"Forms were filed here? So what!" he said. "It's all about Alaska."
Brendan Sullivan also complained that federal investigators have been working on this case for several years, giving prosecutors ample opportunity to bring charges on a timetable that wouldn't have interfered with the election.
"They didn't have to bring this 28 days before a primary and 98 days before the election," he said.
But Judge Sullivan signaled early during Wednesday's hearing that he was disinclined to move the trial, in part because he had worked so hard to clear his own calendar to hear the Stevens case quickly.
"This court went to great lengths, I emphasize, great lengths, to rearrange its calendar," he said as he read his decision.
Also, prosecutors assured the judge that there would be no problem getting faraway witnesses to Washington. The trial is appropriate here, prosecutors said, since this is where they allege the crimes occurred.
"This is a proper venue for the crimes charged in the indictment," said Nicholas Marsh, one of the prosecutors with the Justice Department's Public Integrity Section.
"It's true, a lot of this relates to Alaska," Marsh added, but quibbled with Brendan Sullivan's "so what!" characterization of the disclosure forms. "These forms are very important. They serve a very important public function."
'A HOUSE, GIFTS AND FORMS'
Judge Sullivan weighed several factors in his decision, such as where Stevens spends most of his time and where the witnesses are. But his biggest concern appeared to be ensuring that Stevens could continue to campaign even as his trial proceeded.
At one point, Stevens' lawyer appeared peeved by the potential effect on the election. He specifically mentioned a motion filed last week by prosecutors, who indicated they want to introduce evidence that will help bolster their case. The potential evidence doesn't include new charges, but the motion alleges some previously unknown information, including that Stevens accepted a $31,000 personal loan from an old friend as part of a lucrative Florida real estate deal, then failed to report it on his disclosure forms.
There was no need to "publicize to the world" such information "during the election," Brendan Sullivan said. He added he thought the case was about "a house, gifts and forms."
"I think it's about some forms and some statements made in the District of Columbia," the judge countered.

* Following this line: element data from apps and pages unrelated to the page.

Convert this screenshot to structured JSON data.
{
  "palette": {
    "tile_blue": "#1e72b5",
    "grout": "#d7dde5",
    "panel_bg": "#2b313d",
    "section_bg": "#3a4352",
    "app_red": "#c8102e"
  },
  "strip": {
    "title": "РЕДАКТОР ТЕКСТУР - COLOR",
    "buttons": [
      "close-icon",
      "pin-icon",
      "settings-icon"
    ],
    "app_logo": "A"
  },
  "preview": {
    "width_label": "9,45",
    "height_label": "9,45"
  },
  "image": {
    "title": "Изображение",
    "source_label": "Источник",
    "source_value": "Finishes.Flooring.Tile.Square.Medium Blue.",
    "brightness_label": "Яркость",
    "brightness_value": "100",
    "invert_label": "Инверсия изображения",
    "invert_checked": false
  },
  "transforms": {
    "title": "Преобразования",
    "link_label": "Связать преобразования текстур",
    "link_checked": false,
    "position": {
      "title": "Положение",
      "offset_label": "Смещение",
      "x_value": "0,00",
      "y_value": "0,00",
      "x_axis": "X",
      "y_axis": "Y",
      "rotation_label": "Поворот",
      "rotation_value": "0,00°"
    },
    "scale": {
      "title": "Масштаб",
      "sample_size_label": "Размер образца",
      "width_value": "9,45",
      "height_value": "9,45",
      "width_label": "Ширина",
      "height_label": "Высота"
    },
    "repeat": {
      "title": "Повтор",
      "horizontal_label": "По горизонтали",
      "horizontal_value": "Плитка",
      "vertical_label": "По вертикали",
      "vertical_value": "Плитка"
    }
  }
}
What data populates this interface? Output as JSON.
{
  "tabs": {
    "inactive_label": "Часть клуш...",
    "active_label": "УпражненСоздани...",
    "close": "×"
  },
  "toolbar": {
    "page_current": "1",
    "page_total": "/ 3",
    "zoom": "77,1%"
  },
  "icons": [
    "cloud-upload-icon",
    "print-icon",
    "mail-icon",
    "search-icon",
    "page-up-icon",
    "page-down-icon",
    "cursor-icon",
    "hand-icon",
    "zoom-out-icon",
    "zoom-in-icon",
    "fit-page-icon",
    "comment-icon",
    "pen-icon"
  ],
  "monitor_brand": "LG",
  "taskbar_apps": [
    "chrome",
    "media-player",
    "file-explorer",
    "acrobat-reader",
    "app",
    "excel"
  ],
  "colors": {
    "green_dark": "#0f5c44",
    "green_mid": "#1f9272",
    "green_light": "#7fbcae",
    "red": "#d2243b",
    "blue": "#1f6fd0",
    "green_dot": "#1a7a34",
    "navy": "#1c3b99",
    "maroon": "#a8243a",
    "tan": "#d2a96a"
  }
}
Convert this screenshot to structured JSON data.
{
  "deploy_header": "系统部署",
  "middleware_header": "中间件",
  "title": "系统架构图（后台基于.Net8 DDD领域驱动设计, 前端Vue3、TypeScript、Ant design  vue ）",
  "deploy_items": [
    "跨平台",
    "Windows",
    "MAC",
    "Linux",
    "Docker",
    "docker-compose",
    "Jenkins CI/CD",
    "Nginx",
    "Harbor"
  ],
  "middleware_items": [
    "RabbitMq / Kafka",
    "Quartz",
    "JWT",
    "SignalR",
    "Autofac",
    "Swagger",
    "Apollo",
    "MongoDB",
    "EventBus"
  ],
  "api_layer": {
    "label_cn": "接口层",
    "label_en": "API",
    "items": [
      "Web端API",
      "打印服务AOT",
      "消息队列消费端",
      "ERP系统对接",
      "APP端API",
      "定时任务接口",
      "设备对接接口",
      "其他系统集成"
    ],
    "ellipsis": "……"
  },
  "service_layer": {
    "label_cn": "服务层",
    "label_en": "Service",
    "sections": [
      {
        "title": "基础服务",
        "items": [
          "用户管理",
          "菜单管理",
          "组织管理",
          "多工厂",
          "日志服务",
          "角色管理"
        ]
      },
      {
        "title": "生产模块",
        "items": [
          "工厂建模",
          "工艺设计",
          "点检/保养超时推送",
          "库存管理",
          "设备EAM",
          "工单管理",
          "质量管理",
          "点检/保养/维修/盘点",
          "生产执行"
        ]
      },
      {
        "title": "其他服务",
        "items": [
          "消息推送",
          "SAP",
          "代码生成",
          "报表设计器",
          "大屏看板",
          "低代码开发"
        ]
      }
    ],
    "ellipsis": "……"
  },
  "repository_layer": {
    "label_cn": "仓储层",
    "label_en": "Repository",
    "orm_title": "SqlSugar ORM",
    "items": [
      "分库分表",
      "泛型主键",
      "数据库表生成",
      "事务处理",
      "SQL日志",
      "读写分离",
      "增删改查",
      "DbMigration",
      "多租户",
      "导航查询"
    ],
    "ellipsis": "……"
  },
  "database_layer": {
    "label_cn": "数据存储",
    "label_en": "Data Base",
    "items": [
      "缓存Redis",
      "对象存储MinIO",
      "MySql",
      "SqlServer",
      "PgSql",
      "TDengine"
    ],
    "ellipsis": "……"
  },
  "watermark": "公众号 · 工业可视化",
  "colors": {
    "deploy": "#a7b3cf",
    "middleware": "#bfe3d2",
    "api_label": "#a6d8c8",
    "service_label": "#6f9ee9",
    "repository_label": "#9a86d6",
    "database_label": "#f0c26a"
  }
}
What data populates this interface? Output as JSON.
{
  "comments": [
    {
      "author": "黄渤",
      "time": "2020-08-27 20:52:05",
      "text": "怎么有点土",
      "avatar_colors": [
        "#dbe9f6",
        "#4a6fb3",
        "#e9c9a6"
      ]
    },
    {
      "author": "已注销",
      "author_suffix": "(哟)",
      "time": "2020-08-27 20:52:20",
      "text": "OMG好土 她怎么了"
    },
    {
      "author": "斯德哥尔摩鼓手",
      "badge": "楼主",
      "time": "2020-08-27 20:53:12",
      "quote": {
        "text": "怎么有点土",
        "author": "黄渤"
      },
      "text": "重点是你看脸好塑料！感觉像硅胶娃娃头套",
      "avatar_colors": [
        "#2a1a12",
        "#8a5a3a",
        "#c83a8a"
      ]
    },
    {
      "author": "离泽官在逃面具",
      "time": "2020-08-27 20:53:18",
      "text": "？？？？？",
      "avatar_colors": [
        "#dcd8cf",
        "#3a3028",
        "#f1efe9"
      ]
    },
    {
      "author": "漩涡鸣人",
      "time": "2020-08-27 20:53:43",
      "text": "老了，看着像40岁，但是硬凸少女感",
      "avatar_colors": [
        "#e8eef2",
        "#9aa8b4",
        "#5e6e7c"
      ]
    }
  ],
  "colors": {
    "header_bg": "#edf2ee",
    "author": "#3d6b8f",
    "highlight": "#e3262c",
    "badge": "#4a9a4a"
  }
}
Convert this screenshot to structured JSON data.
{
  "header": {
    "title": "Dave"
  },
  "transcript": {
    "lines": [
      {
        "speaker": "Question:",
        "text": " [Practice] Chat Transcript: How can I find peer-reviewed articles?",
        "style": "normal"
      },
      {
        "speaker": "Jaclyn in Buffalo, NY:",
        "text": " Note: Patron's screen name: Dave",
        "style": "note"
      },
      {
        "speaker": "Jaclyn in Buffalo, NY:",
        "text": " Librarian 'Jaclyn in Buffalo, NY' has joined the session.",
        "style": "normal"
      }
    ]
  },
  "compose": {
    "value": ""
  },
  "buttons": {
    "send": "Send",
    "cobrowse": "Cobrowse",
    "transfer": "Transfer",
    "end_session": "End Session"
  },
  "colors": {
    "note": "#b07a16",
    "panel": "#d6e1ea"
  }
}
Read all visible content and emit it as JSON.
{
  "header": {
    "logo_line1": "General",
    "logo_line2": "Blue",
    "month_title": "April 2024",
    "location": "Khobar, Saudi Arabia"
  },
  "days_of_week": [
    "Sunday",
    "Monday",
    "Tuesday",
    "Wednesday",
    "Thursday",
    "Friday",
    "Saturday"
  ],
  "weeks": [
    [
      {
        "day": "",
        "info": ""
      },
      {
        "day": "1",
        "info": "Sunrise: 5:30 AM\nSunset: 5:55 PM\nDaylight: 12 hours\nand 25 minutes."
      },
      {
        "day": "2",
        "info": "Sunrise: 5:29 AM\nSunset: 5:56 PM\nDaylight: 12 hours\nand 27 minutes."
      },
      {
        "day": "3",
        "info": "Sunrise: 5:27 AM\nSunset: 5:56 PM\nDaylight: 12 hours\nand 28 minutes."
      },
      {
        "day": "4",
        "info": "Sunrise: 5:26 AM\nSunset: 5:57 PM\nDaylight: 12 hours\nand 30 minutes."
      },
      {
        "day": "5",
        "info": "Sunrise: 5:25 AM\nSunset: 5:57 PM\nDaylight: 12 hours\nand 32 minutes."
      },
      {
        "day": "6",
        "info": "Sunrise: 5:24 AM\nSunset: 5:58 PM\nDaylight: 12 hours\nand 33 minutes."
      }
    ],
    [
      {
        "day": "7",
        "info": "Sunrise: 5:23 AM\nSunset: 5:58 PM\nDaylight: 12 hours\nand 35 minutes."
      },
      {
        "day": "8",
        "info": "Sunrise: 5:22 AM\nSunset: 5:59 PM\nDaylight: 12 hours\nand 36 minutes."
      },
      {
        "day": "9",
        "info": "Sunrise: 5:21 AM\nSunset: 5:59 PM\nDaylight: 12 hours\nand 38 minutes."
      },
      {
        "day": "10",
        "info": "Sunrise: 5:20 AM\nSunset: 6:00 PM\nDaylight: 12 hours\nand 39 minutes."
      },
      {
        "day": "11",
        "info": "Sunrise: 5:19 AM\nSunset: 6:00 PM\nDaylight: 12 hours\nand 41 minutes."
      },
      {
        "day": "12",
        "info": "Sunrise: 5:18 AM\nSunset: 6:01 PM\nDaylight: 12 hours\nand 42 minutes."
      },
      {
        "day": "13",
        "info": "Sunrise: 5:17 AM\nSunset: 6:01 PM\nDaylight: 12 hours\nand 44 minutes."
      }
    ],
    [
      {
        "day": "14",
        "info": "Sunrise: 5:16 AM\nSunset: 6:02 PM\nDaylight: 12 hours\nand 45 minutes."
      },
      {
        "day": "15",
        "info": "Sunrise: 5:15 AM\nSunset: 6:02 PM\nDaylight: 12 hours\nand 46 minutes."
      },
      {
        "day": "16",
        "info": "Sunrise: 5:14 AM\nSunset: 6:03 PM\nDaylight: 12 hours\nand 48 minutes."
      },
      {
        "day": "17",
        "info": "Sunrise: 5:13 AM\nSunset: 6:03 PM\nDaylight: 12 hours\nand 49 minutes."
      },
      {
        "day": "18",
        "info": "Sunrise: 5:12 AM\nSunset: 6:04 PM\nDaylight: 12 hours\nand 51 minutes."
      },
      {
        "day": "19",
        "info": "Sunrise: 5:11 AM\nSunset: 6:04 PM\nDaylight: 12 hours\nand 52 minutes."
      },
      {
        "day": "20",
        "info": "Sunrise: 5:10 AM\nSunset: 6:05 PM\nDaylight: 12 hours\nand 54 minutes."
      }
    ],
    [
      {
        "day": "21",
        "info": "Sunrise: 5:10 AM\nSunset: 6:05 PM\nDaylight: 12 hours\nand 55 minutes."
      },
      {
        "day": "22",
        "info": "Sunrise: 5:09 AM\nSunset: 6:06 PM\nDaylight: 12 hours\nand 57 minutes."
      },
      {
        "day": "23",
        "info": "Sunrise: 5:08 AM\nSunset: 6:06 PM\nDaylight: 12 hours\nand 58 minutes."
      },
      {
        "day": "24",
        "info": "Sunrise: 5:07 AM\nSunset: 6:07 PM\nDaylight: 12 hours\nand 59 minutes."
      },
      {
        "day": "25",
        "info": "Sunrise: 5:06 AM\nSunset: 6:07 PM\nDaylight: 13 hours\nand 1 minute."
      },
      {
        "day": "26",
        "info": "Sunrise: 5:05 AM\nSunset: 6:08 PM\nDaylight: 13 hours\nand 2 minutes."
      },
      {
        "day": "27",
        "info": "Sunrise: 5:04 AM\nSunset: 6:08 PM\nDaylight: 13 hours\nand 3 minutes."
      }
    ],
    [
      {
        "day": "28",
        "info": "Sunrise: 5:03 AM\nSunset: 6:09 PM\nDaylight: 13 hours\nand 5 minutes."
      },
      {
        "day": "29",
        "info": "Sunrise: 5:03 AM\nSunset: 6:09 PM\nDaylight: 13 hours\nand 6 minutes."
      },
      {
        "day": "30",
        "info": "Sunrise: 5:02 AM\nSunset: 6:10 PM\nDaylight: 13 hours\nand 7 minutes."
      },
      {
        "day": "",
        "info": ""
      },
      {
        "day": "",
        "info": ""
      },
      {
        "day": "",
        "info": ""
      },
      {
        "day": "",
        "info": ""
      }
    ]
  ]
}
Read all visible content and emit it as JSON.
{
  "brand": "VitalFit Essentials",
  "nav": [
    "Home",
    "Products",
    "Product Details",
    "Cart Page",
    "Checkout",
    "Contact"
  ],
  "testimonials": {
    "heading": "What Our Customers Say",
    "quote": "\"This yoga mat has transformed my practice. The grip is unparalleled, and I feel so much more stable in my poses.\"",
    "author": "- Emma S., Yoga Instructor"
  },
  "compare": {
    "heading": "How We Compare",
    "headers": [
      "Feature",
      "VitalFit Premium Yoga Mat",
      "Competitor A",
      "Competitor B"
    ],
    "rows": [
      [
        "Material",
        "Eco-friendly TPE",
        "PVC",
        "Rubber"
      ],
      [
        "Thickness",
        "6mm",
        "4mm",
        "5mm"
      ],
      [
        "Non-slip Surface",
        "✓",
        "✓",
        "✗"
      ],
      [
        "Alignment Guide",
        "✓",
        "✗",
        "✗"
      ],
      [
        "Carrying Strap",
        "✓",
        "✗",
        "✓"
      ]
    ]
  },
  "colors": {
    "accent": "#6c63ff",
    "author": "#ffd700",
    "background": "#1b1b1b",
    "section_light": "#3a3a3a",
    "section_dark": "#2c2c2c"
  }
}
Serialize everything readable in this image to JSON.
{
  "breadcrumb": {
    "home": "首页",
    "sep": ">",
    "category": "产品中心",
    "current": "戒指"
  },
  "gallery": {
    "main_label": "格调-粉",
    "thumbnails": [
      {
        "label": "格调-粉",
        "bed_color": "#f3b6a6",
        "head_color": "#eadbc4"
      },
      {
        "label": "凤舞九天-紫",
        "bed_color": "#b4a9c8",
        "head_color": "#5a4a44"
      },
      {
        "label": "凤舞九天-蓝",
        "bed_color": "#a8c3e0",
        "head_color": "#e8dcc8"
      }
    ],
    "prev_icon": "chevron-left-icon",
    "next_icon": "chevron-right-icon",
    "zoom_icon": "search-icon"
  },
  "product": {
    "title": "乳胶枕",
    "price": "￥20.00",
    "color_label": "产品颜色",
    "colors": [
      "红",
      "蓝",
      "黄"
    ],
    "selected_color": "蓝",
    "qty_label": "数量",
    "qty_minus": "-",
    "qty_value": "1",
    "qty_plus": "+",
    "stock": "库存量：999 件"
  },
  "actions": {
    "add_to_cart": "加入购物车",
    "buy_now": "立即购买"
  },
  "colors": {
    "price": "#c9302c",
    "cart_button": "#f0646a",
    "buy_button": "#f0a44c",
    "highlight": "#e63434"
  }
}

Federal prosecutors also had argued that holding the trial in Alaska while Stevens is campaigning for re-election had potential to taint the home-state jury pool. In addition, they were concerned about Stevens' statements about his innocence to the news media and at campaign events. They cited recent remarks in interviews and at campaign rallies, as well as a statement last year when he told reporters that he had "paid every bill that was given to us" connected with his home renovations. Those types of remarks also have the power to sway potential jurors, they argued.
Stevens' claim that it the trial would be disruptive to his campaign gave prosecutors "heartburn," Marsh said, especially since Stevens himself asked for a speedy trial during campaign season.
"He knew he was running for re-election," Marsh said.
Brendan Sullivan argued that there's nothing inappropriate about Stevens proclaiming his innocence on the campaign trail, although he also said he has cautioned his client to avoid any references to specifics of the case.
"So far, thank God, that's not a crime in America," to proclaim your innocence, Brendan Sullivan said. "If he slips into declaring himself innocent, I say great for him."
Judge Sullivan said he found the prosecution arguments more persuasive, and agreed that the potential jurors stood to be tainted by pre-trial publicity and media exposure. He also said he thought that the federal courthouse in Washington was better prepared to accommodate the intense media interest in the case.